9. The Peacemakers

Mt 5:9 Blessed are the peacemakers, for they will be called sons of God.

Consider the order again: awareness of spiritual poverty, grieving for that state, acceptance of God’s will, yearning for His goodness, acceptance of all others in the face of my own failing and His will, and purity of desire for God. The different facets of this process of coming to salvation start with recognition of our plight (v.3,4), then rejection of our old life and desiring for God’s way (v.5,6), which then move on to characteristics of the seeking heart as seen in its attitude to others and towards God (v.7,8). Each of these is an indication of the convicting work of God’s Holy Spirit as He seeks to draw us to God through Christ.

Today’s verse is a further such characteristic that blends attitude towards God and towards others but which really is more than attitude; it is action and as such will form the first of the two final beatitudes that are about living out the Christian faith. First of all we have to see what God is doing. He is working by His Spirit to reconcile us to Himself and bring us to a place of peace with Him: “For God was pleased to have all his fullness dwell in him, and through him to reconcile to himself all things, whether things on earth or things in heaven, by making peace through his blood, shed on the cross.(Col 1:19,20). Peace with God is one of the key results of the work of Jesus applied in our lives. Now when that comes and a person is born again, what we so often see is a desire in that person for that peace to come to others. This being a bringer-of-peace or being a peacemaker, isn’t about bringing warring parties together in a global conflict, as good as that is. This peace is the peace of salvation.

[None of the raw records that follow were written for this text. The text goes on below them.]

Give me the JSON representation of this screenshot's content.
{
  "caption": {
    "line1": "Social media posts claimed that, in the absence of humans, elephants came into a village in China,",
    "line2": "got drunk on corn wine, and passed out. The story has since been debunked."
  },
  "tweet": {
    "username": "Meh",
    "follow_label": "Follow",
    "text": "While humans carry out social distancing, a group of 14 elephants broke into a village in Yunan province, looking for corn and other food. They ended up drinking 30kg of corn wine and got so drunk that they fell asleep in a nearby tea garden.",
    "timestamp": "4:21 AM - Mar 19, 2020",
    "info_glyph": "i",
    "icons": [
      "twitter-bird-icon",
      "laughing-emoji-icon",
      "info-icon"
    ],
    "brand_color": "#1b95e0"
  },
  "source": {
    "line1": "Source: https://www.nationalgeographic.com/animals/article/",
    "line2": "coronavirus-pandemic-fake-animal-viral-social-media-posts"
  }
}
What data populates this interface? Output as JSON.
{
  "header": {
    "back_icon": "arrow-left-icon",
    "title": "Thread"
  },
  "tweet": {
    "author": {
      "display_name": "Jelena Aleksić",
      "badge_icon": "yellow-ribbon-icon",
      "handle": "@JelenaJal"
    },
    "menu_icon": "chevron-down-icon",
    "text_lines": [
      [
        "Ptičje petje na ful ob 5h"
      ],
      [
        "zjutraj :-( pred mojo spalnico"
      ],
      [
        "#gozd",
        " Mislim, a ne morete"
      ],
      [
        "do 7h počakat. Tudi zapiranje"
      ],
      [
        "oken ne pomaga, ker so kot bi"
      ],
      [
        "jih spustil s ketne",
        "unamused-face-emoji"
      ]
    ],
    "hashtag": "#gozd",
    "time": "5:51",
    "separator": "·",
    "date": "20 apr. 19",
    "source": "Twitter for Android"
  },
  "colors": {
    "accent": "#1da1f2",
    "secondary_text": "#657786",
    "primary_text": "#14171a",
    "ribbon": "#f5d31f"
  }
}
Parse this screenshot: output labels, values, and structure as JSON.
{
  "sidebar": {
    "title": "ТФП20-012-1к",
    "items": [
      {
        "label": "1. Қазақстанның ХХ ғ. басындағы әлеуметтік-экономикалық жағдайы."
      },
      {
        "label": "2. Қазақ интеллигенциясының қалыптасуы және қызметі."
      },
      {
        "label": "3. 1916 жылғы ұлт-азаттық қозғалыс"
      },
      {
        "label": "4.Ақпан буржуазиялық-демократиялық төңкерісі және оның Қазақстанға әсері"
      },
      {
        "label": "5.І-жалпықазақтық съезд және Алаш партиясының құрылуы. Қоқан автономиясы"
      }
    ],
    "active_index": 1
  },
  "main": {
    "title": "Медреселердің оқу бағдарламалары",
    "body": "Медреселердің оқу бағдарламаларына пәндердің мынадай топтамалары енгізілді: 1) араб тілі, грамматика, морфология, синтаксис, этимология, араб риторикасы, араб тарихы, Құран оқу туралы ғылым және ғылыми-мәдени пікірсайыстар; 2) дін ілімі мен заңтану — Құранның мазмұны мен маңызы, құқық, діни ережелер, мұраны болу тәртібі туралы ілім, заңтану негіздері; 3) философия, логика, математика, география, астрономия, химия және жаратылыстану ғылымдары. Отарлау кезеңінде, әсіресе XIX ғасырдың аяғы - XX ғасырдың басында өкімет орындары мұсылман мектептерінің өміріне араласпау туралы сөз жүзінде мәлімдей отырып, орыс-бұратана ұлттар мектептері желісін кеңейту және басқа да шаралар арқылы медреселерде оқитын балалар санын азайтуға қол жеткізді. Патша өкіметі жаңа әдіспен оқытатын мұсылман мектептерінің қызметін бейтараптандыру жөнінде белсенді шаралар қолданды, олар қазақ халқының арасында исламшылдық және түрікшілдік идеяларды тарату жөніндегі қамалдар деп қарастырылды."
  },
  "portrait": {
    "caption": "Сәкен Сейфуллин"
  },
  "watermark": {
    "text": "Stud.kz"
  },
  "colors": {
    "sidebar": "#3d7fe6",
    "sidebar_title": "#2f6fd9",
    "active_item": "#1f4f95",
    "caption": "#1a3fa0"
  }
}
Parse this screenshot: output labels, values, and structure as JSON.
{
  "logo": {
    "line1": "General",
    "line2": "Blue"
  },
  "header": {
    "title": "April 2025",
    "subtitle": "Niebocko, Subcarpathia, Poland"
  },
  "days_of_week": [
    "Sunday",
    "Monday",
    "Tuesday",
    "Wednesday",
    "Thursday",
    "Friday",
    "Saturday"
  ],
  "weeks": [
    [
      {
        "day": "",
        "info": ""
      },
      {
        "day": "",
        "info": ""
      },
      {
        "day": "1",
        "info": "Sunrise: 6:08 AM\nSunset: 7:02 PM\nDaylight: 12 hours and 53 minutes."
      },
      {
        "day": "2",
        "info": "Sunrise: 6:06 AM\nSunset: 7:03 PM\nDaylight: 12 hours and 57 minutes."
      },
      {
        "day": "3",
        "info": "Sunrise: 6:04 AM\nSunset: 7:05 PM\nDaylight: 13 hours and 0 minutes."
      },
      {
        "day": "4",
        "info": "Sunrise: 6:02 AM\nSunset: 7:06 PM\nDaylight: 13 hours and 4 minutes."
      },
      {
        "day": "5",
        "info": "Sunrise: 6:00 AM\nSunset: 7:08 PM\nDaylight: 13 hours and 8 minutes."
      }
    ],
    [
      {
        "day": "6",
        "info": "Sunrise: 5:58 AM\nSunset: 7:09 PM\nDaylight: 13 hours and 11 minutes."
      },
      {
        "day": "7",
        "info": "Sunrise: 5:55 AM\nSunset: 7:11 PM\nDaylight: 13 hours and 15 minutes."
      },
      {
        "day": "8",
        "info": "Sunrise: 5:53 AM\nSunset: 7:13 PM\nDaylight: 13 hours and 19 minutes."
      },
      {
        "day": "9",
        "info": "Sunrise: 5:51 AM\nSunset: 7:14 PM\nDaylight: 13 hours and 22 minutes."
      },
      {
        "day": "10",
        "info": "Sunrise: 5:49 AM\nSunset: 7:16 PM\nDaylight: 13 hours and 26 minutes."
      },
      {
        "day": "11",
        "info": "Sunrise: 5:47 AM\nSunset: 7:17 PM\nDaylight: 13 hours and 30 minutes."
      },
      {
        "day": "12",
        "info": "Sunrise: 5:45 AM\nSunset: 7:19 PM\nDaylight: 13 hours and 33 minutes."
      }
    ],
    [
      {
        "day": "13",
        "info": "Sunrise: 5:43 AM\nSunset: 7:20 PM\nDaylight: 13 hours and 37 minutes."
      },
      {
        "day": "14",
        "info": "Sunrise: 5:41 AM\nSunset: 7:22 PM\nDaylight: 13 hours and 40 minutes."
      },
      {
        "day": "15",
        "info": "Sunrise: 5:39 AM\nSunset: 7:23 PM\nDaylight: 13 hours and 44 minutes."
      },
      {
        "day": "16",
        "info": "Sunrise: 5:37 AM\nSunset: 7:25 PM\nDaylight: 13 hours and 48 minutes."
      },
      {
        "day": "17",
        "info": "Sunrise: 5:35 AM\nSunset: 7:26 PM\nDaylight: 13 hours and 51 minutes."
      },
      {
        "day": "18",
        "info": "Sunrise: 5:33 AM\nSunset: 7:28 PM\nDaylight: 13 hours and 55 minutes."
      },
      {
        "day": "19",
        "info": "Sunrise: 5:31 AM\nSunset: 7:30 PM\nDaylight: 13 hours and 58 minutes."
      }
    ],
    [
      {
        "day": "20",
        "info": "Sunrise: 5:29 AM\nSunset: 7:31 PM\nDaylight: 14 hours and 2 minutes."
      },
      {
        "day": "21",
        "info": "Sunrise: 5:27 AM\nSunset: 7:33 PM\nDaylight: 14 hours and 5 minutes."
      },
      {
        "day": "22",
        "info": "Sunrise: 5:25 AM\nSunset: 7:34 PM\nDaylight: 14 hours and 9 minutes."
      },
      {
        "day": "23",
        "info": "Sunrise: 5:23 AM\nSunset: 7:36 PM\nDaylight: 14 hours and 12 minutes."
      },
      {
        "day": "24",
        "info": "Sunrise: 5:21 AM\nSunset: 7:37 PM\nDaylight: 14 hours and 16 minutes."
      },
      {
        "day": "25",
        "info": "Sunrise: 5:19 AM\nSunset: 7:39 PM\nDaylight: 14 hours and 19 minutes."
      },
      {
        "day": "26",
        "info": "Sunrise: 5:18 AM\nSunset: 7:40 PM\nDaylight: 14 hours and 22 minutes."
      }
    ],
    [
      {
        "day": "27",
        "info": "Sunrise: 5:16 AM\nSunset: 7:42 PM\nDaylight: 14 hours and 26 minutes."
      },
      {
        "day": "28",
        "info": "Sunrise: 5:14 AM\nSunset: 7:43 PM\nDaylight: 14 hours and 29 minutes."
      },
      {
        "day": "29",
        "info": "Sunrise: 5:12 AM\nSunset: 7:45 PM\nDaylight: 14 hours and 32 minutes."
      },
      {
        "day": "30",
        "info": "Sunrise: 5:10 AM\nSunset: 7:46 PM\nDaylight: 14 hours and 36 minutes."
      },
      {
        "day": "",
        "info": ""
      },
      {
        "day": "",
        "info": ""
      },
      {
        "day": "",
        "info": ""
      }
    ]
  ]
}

When this peace comes all sorts of other peace situations can follow, but the bringer of peace, or the peacemaker, is a bringer of the Gospel experience, of the knowledge of the love of God. That’s what a true peacemaker does; they bring others to the place of ultimate peace – peace with their Maker.

But why should they do that? They do that because of the work of the Holy Spirit working within them. The Father desires all peoples to come to know this peace (Rom 16:20a, 2 Pet 3:9b), the Son died to bring peace (see Col 1:20 above), and the Holy Spirit works in our minds to put us at peace (Rom 8:6, Gal 5:22). How many of the letters of the apostles start with the desire for ‘grace and peace? For example, “Grace and peace to you from God our Father and the Lord Jesus Christ” (Paul – Eph 1:2). “Grace and peace be yours in abundance(Peter – 1 Pet 1:2). “Grace, mercy and peace from God the Father and from Jesus Christ” (John – 2 Jn 1:3). Even James added in, “Peacemakers who sow in peace raise a harvest of righteousness” (Jas 3:18). All the apostles realized that peace was a crucial issue in the Christian life and its outworking started with being brought to peace with God through Jesus’ work on the Cross, and peace would then be an ongoing experience of the Christian’s daily relationship with God.

But what about the second part of the verse? “They will be called sons of God.” Why? Because sons exhibit the same characteristics as their father and so Christians will exhibit this same desire to bring peace to others, through Jesus’ work, that the Father desires. The bringers of this ultimate peace as doing the same work of the Father that Jesus did. Everything Jesus did was ultimately bringing people into the knowledge of God his Father, and in that knowledge, have peace. In the Old Testament times, ‘sons’ were known as those who carried on their fathers’ businesses. That is why we are sometimes referred to as sons (regardless of gender); it is a reminder that we are adopted to become like our Father in heaven and to do His work, and carry on His business, here on earth. That is the significance of ‘sonship’ (and if you have gender issue problems, remember we’re all, regardless of gender, part of the ‘bride’ of Christ!).

So, to conclude, if the Holy Spirit is truly bringing change in us as He convicts, there will be a change in attitude towards all others (v.7), there will be a wholeheartedness towards God (v.8) and now there will be a looking outwards to bring the same peace we are experiencing into the lives of those around us. Thus we become peacemakers. Are you?